TR: I noticed you only interviewed men, with the exception of one man's wife. Was it tough to find the people Sidibé shot in the 1960s and 1970s?
CS: Yes, through photographs, I wanted to show Mali's postcolonial history by reconnecting Malick with some of the characters in his pictures who are interviewed in the film. We were looking back at photos of topless women and people having kind of a Western fun by going to discos and dancing in the spirit of the 1960s and 1970s. But the women didn't want to be interviewed because now they must wear a veil.
TR: What did you learn about relationships in Mali through your documentary?
CS: Dolce made me see a new perspective, like how a man can have four wives and present it all openly. I felt very nonjudgmental while filming because Malick seemed like a great man, full of compassion and generosity.

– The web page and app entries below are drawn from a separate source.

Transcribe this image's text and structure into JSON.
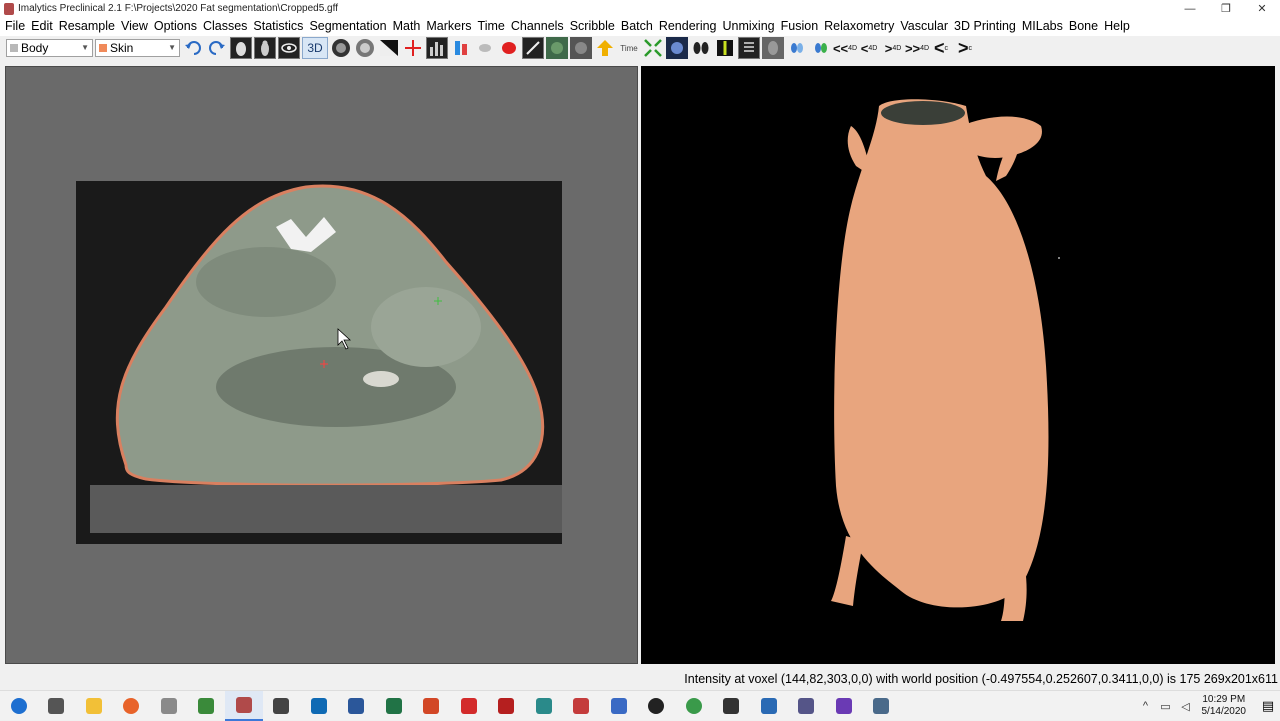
{
  "window": {
    "title": "Imalytics Preclinical 2.1 F:\\Projects\\2020 Fat segmentation\\Cropped5.gff",
    "controls": [
      "—",
      "❐",
      "✕"
    ]
  },
  "menu": [
    "File",
    "Edit",
    "Resample",
    "View",
    "Options",
    "Classes",
    "Statistics",
    "Segmentation",
    "Math",
    "Markers",
    "Time",
    "Channels",
    "Scribble",
    "Batch",
    "Rendering",
    "Unmixing",
    "Fusion",
    "Relaxometry",
    "Vascular",
    "3D Printing",
    "MILabs",
    "Bone",
    "Help"
  ],
  "toolbar": {
    "class_select": {
      "value": "Body",
      "color": "#b8b8b8"
    },
    "sub_class_select": {
      "value": "Skin",
      "color": "#f08a5a"
    },
    "three_d_label": "3D",
    "time_label": "Time",
    "nav": {
      "first4d": "<<",
      "prev4d": "<",
      "next4d": ">",
      "last4d": ">>",
      "sup4d": "4D",
      "prevc": "<",
      "nextc": ">",
      "supc": "c"
    }
  },
  "viewports": {
    "left": {
      "background": "#6a6a6a",
      "contour_color": "#d98060",
      "marker_color": "#ff4040"
    },
    "right": {
      "background": "#000000",
      "surface_color": "#e8a57e"
    }
  },
  "status": {
    "text": "Intensity at voxel (144,82,303,0,0) with world position (-0.497554,0.252607,0.3411,0,0) is 175 269x201x611"
  },
  "taskbar": {
    "clock_time": "10:29 PM",
    "clock_date": "5/14/2020",
    "apps": [
      {
        "name": "start-button",
        "color": "#1e6fd0"
      },
      {
        "name": "task-view",
        "color": "#555555"
      },
      {
        "name": "file-explorer",
        "color": "#f2c037"
      },
      {
        "name": "firefox",
        "color": "#e8632a"
      },
      {
        "name": "app-helper",
        "color": "#8a8a8a"
      },
      {
        "name": "app-green",
        "color": "#3a8a3a"
      },
      {
        "name": "imalytics",
        "color": "#b04a4a"
      },
      {
        "name": "app-teacher",
        "color": "#444444"
      },
      {
        "name": "outlook",
        "color": "#0f6ab4"
      },
      {
        "name": "word",
        "color": "#2b579a"
      },
      {
        "name": "excel",
        "color": "#217346"
      },
      {
        "name": "powerpoint",
        "color": "#d24726"
      },
      {
        "name": "acrobat",
        "color": "#d32b2b"
      },
      {
        "name": "filezilla",
        "color": "#b51f1f"
      },
      {
        "name": "app-teal",
        "color": "#2a8a8a"
      },
      {
        "name": "app-red-box",
        "color": "#c43c3c"
      },
      {
        "name": "app-network",
        "color": "#3a6ac4"
      },
      {
        "name": "obs",
        "color": "#222222"
      },
      {
        "name": "chrome",
        "color": "#3a9a4a"
      },
      {
        "name": "app-dark",
        "color": "#333333"
      },
      {
        "name": "app-bird",
        "color": "#2a6ab4"
      },
      {
        "name": "app-molecule",
        "color": "#555588"
      },
      {
        "name": "visual-studio",
        "color": "#6a3ab4"
      },
      {
        "name": "app-monitor",
        "color": "#4a6a8a"
      }
    ]
  }
}
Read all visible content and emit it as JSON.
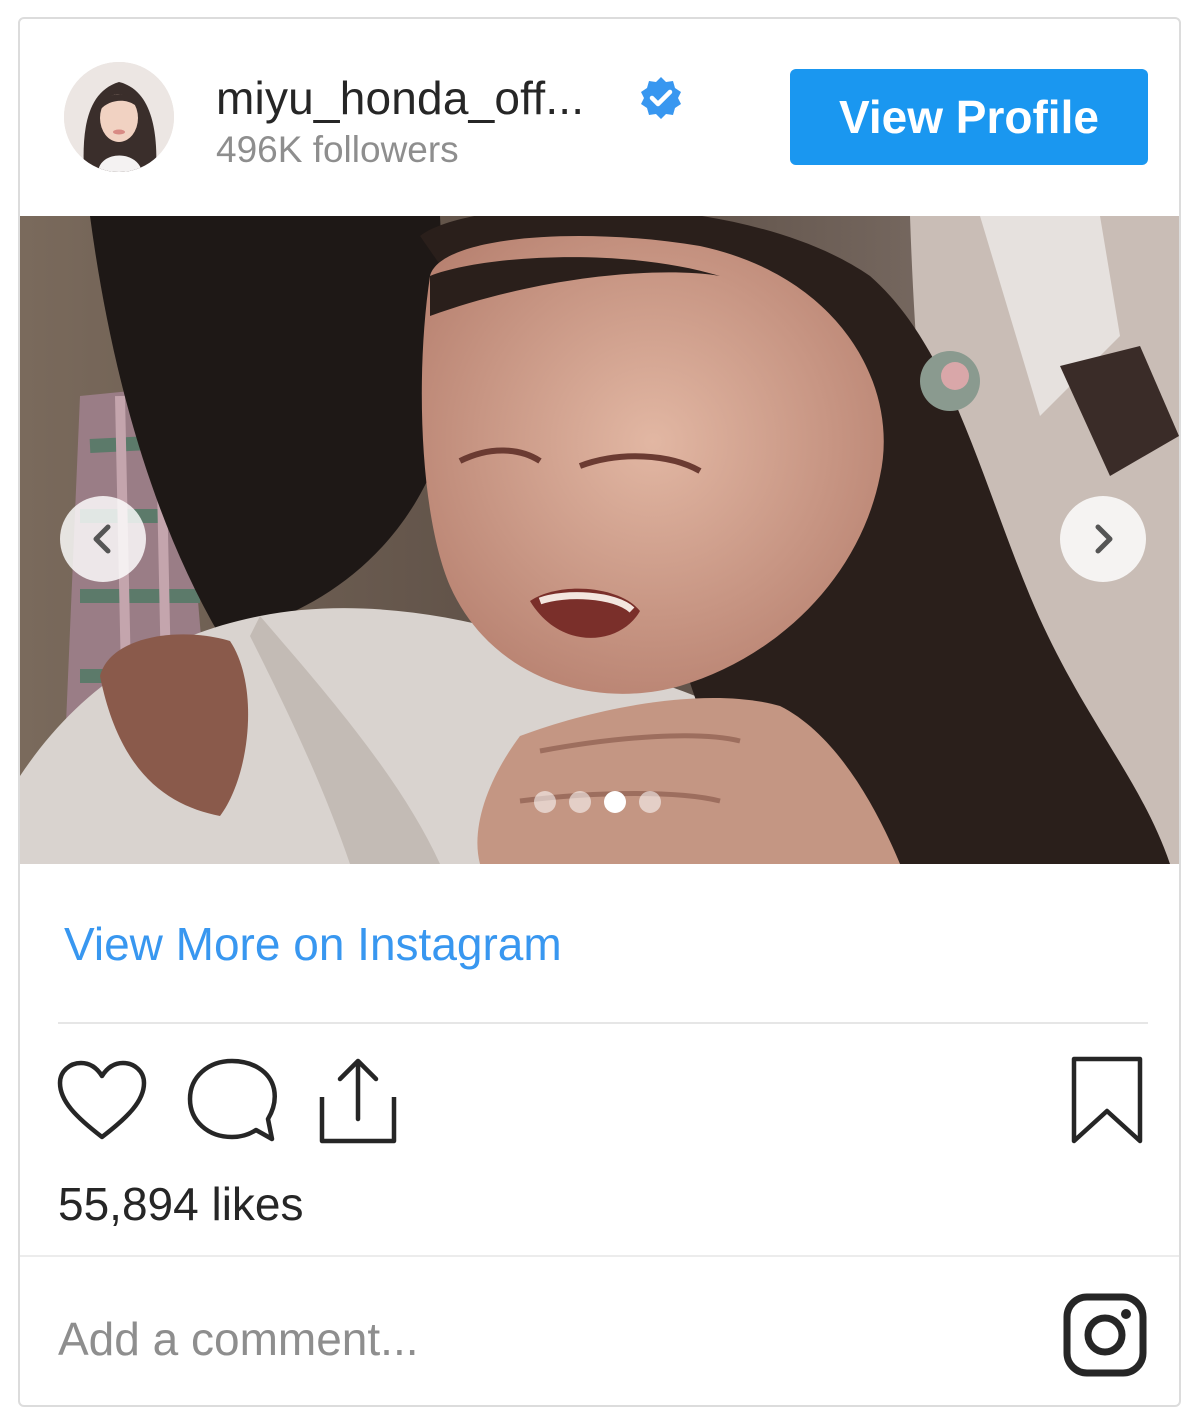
{
  "header": {
    "username": "miyu_honda_off...",
    "followers": "496K followers",
    "view_profile_label": "View Profile"
  },
  "carousel": {
    "slide_count": 4,
    "active_index": 2
  },
  "footer": {
    "view_more_label": "View More on Instagram",
    "likes": "55,894 likes",
    "comment_placeholder": "Add a comment..."
  },
  "colors": {
    "accent": "#1a97f0",
    "link": "#3897f0",
    "verified": "#3897f0"
  },
  "icons": [
    "verified-badge-icon",
    "chevron-left-icon",
    "chevron-right-icon",
    "heart-icon",
    "comment-icon",
    "share-icon",
    "bookmark-icon",
    "instagram-icon"
  ]
}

He was explaining that he had taken these wives because he was helping them financially, giving them a sense of security and trying to be very fair, though to us, polygamy was just extraordinary. The whole idea was totally different — he had 15 children and, like, 60 grandchildren, so that's a huge extended family.
TR: What do you hope the viewers take away from Dolce Vita Africana, since it is being screened for the first time in America?
CS: I hope they take away what has happened in Mali since the French left in 1960, as well as the sense of history and how things have changed. If you listen to the film's soundtrack, you realize the society was really looking west in the 1960s and 1970s, but in the 1980s and 1990s it began looking toward Arab societies, and it made me wonder why.
When I went into Mali in 1996 as a young student, I was surprised by how tolerant an Islamic society it was. It was about social responsibility and helping extending families, but when I returned in 2008, it was slowly becoming less about tolerance and social obligation and social responsibility and more about respecting certain laws, just in the space of 10 years. But I love how art can show you so much about a society through its traditions. Malick's photographs, the music of the time and the people's customs from the '60s to the present day all show the journey of the country and what it has experienced.
Dolce Vita Africana premieres on April 4 at 6 p.m. at the 20th New York African Film Festival and will be shown again on April 9. For a complete festival schedule, click here.
Hillary Crosley is the New York bureau chief at The Root. Follow her on Twitter.